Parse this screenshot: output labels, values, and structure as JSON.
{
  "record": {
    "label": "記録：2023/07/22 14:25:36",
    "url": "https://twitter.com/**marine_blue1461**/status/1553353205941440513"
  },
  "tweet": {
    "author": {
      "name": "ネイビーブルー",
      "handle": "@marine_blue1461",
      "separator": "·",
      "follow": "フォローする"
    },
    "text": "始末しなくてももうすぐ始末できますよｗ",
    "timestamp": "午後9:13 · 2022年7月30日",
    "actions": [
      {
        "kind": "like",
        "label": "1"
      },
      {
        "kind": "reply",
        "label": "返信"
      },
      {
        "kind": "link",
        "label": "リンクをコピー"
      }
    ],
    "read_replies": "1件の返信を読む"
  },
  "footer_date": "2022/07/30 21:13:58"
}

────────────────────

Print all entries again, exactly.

Solution to this task:
Parse this screenshot: output labels, values, and structure as JSON.
{
  "record": {
    "label": "記録：2023/07/22 14:25:36",
    "url": "https://twitter.com/**marine_blue1461**/status/1553353205941440513"
  },
  "tweet": {
    "author": {
      "name": "ネイビーブルー",
      "handle": "@marine_blue1461",
      "separator": "·",
      "follow": "フォローする"
    },
    "text": "始末しなくてももうすぐ始末できますよｗ",
    "timestamp": "午後9:13 · 2022年7月30日",
    "actions": [
      {
        "kind": "like",
        "label": "1"
      },
      {
        "kind": "reply",
        "label": "返信"
      },
      {
        "kind": "link",
        "label": "リンクをコピー"
      }
    ],
    "read_replies": "1件の返信を読む"
  },
  "footer_date": "2022/07/30 21:13:58"
}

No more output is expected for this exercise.